(Data items)
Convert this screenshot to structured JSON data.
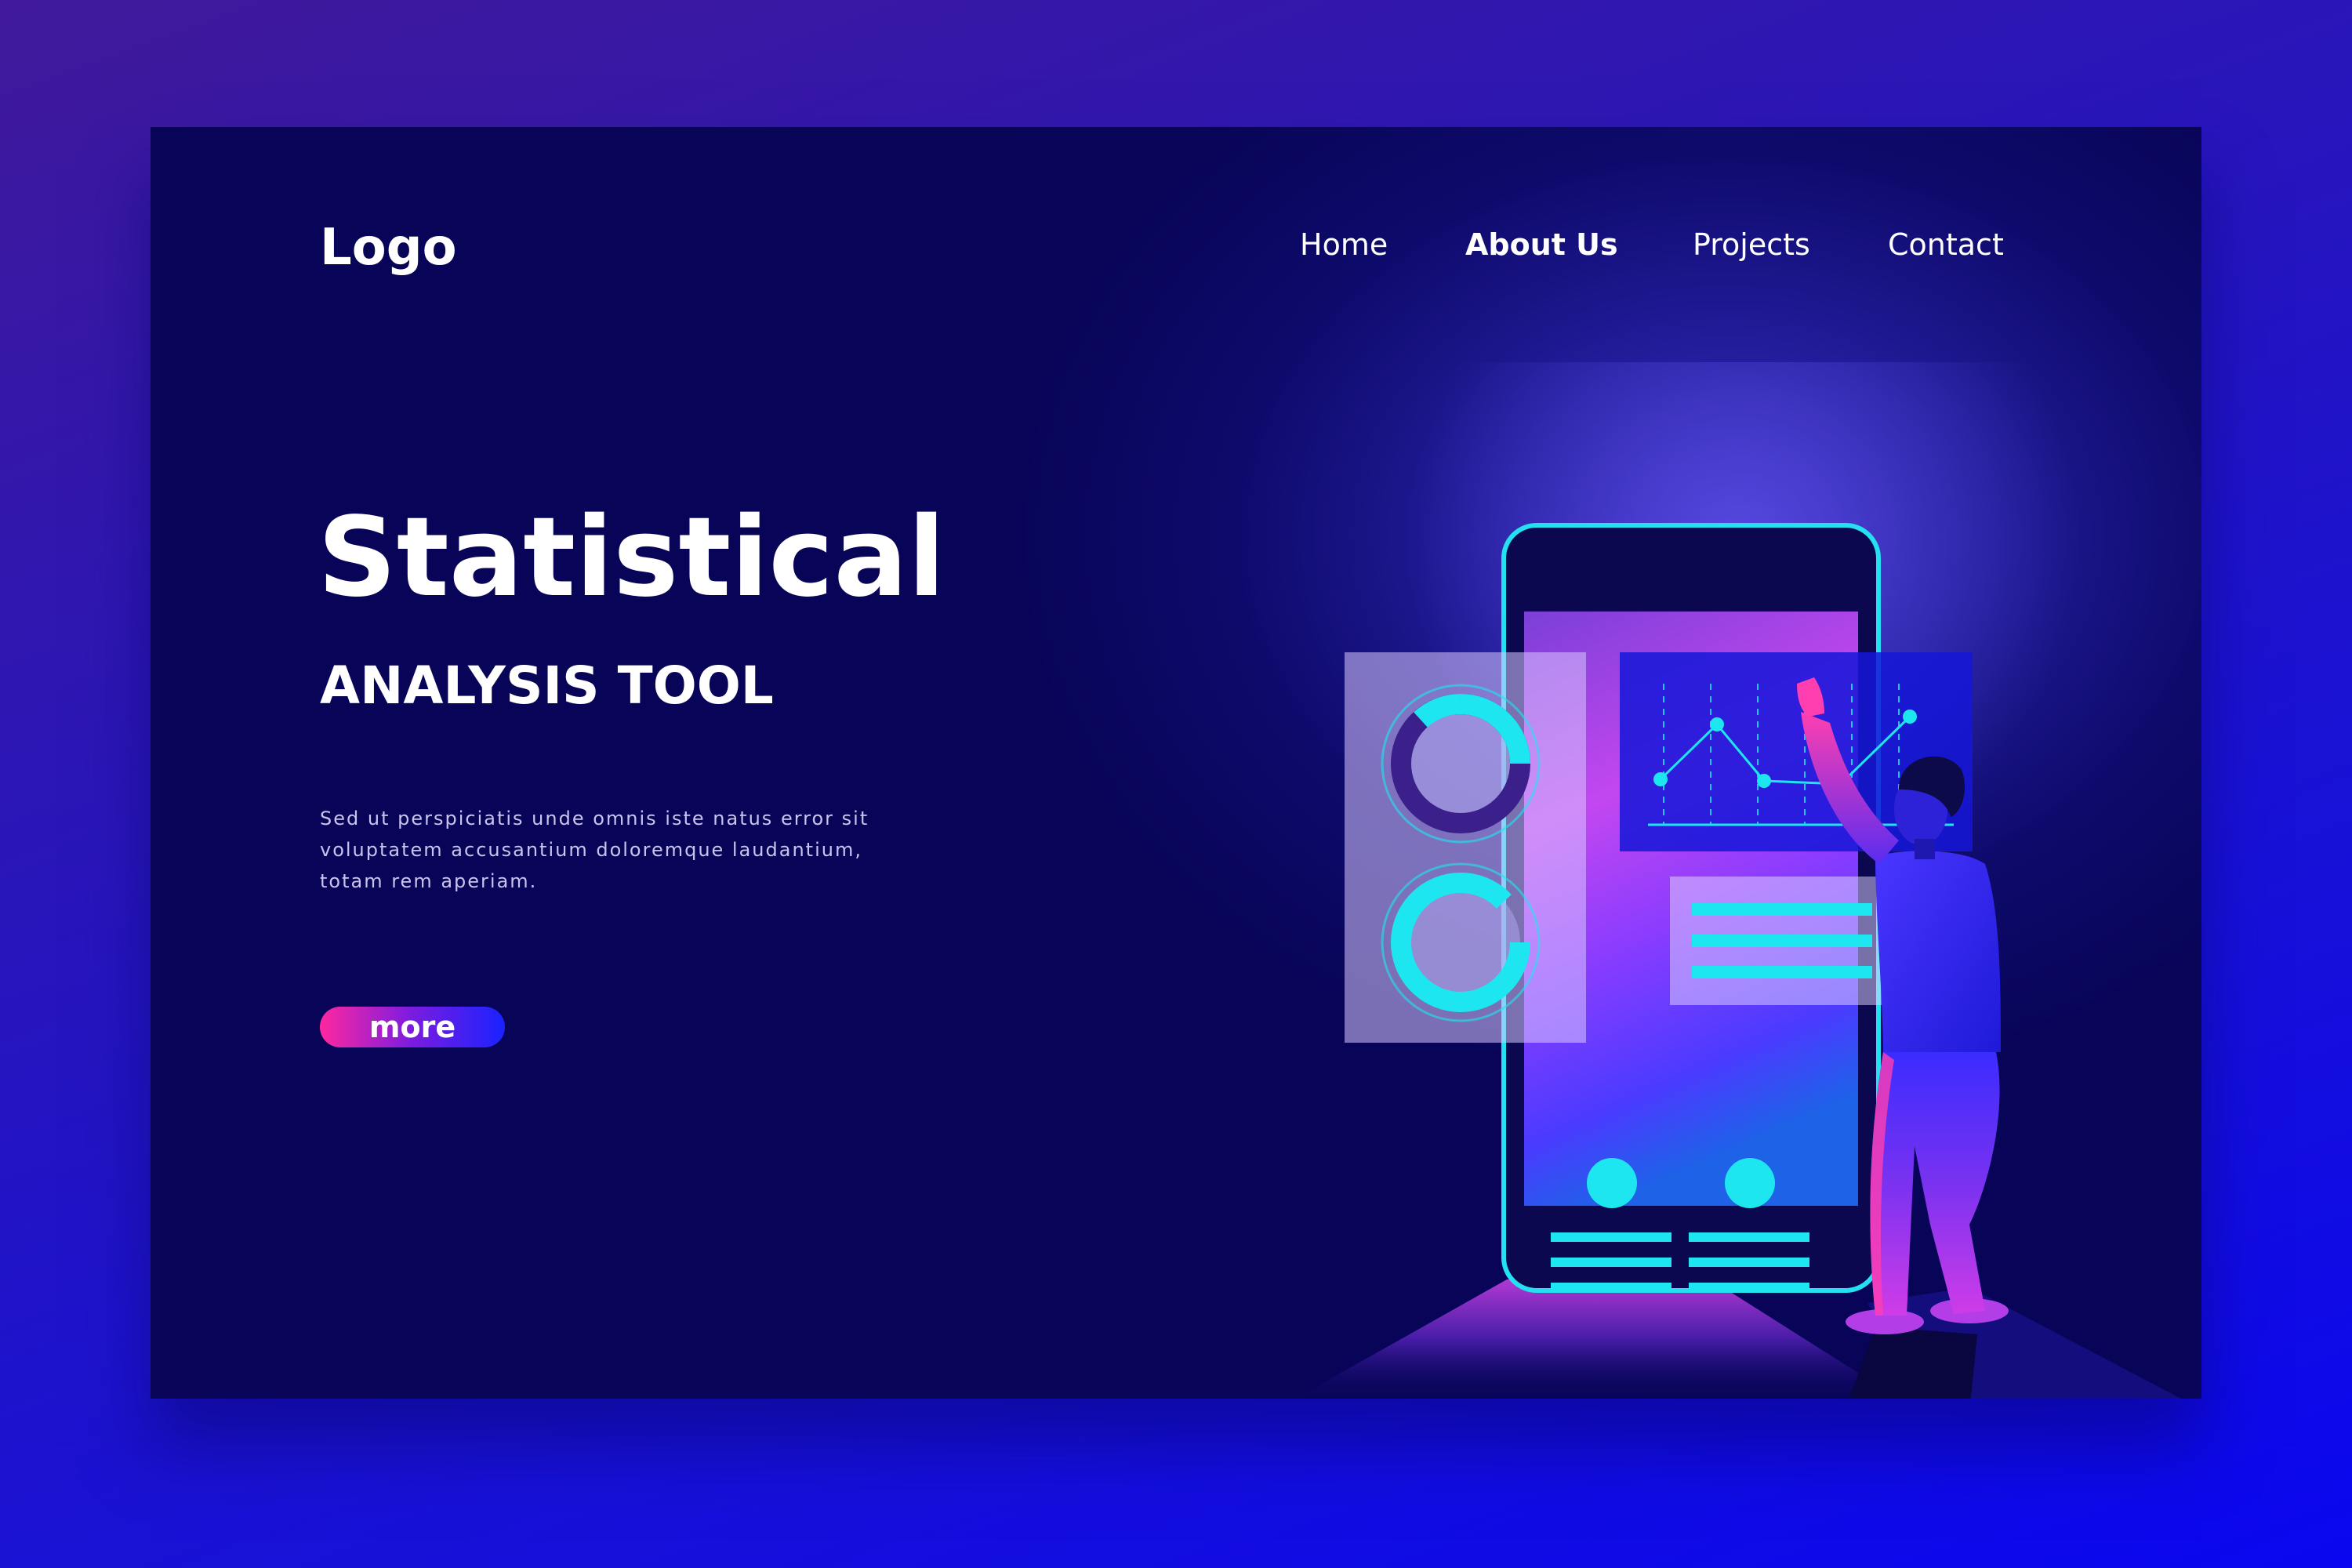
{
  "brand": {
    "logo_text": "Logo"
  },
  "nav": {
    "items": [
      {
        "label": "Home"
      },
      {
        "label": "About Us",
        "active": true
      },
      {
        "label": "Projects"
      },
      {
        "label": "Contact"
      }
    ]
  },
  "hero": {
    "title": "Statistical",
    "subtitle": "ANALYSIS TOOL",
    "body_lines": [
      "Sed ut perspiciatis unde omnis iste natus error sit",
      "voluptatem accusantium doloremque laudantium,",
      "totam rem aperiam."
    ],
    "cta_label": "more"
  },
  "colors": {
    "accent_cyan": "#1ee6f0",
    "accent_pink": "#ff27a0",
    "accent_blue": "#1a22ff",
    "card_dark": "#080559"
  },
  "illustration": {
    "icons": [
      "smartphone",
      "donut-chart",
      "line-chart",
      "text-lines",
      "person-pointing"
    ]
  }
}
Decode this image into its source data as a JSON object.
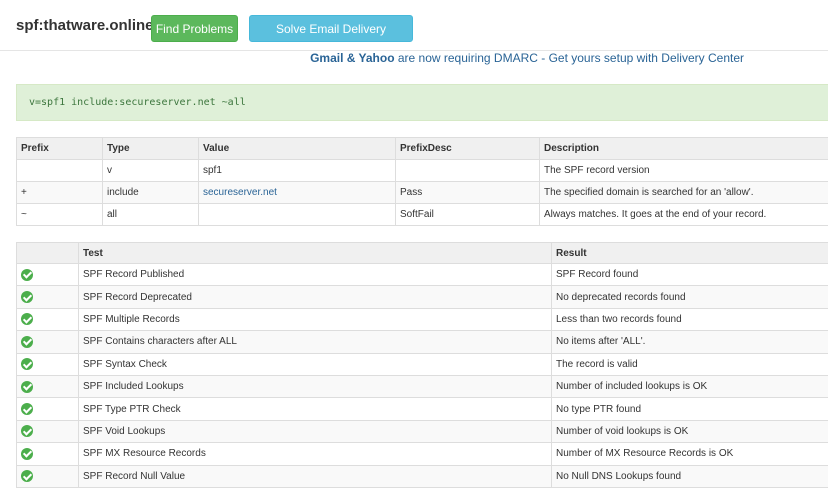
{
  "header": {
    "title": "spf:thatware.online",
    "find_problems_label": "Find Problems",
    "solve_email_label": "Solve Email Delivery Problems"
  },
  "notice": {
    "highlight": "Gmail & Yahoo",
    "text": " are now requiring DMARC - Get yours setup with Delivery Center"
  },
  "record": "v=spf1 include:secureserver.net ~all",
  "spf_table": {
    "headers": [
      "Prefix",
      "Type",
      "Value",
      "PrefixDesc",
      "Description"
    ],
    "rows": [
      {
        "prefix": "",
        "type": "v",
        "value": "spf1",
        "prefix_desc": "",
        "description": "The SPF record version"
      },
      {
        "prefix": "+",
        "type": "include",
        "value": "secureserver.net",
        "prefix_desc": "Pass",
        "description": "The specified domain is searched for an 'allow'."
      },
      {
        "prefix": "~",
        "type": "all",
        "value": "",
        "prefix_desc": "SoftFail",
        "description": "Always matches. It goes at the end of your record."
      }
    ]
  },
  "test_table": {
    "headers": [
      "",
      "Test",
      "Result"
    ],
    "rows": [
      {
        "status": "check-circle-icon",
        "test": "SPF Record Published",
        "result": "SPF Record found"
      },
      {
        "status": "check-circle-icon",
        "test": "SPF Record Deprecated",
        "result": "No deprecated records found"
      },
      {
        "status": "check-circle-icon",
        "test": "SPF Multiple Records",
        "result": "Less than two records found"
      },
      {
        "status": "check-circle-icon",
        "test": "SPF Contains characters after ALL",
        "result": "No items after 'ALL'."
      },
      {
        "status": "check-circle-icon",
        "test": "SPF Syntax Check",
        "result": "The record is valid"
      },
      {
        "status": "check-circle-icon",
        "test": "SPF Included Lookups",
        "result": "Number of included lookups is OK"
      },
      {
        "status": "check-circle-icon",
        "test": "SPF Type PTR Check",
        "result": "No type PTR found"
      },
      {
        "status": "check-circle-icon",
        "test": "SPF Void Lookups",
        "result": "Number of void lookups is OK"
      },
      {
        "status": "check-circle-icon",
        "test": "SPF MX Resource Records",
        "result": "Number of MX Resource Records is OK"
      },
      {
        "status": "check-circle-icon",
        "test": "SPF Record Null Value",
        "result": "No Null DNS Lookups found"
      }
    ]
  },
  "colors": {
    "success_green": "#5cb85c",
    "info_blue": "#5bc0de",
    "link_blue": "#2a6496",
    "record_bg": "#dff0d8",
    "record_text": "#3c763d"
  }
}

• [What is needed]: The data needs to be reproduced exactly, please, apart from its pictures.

• [Expected output]:
Convert this screenshot to structured JSON data.
{
  "brand": {
    "logo_text": "Logo"
  },
  "nav": {
    "items": [
      {
        "label": "Home"
      },
      {
        "label": "About Us",
        "active": true
      },
      {
        "label": "Projects"
      },
      {
        "label": "Contact"
      }
    ]
  },
  "hero": {
    "title": "Statistical",
    "subtitle": "ANALYSIS TOOL",
    "body_lines": [
      "Sed ut perspiciatis unde omnis iste natus error sit",
      "voluptatem accusantium doloremque laudantium,",
      "totam rem aperiam."
    ],
    "cta_label": "more"
  },
  "colors": {
    "accent_cyan": "#1ee6f0",
    "accent_pink": "#ff27a0",
    "accent_blue": "#1a22ff",
    "card_dark": "#080559"
  },
  "illustration": {
    "icons": [
      "smartphone",
      "donut-chart",
      "line-chart",
      "text-lines",
      "person-pointing"
    ]
  }
}
Decode this image into its source data as a JSON object.
{
  "header": {
    "title": "spf:thatware.online",
    "find_problems_label": "Find Problems",
    "solve_email_label": "Solve Email Delivery Problems"
  },
  "notice": {
    "highlight": "Gmail & Yahoo",
    "text": " are now requiring DMARC - Get yours setup with Delivery Center"
  },
  "record": "v=spf1 include:secureserver.net ~all",
  "spf_table": {
    "headers": [
      "Prefix",
      "Type",
      "Value",
      "PrefixDesc",
      "Description"
    ],
    "rows": [
      {
        "prefix": "",
        "type": "v",
        "value": "spf1",
        "prefix_desc": "",
        "description": "The SPF record version"
      },
      {
        "prefix": "+",
        "type": "include",
        "value": "secureserver.net",
        "prefix_desc": "Pass",
        "description": "The specified domain is searched for an 'allow'."
      },
      {
        "prefix": "~",
        "type": "all",
        "value": "",
        "prefix_desc": "SoftFail",
        "description": "Always matches. It goes at the end of your record."
      }
    ]
  },
  "test_table": {
    "headers": [
      "",
      "Test",
      "Result"
    ],
    "rows": [
      {
        "status": "check-circle-icon",
        "test": "SPF Record Published",
        "result": "SPF Record found"
      },
      {
        "status": "check-circle-icon",
        "test": "SPF Record Deprecated",
        "result": "No deprecated records found"
      },
      {
        "status": "check-circle-icon",
        "test": "SPF Multiple Records",
        "result": "Less than two records found"
      },
      {
        "status": "check-circle-icon",
        "test": "SPF Contains characters after ALL",
        "result": "No items after 'ALL'."
      },
      {
        "status": "check-circle-icon",
        "test": "SPF Syntax Check",
        "result": "The record is valid"
      },
      {
        "status": "check-circle-icon",
        "test": "SPF Included Lookups",
        "result": "Number of included lookups is OK"
      },
      {
        "status": "check-circle-icon",
        "test": "SPF Type PTR Check",
        "result": "No type PTR found"
      },
      {
        "status": "check-circle-icon",
        "test": "SPF Void Lookups",
        "result": "Number of void lookups is OK"
      },
      {
        "status": "check-circle-icon",
        "test": "SPF MX Resource Records",
        "result": "Number of MX Resource Records is OK"
      },
      {
        "status": "check-circle-icon",
        "test": "SPF Record Null Value",
        "result": "No Null DNS Lookups found"
      }
    ]
  },
  "colors": {
    "success_green": "#5cb85c",
    "info_blue": "#5bc0de",
    "link_blue": "#2a6496",
    "record_bg": "#dff0d8",
    "record_text": "#3c763d"
  }
}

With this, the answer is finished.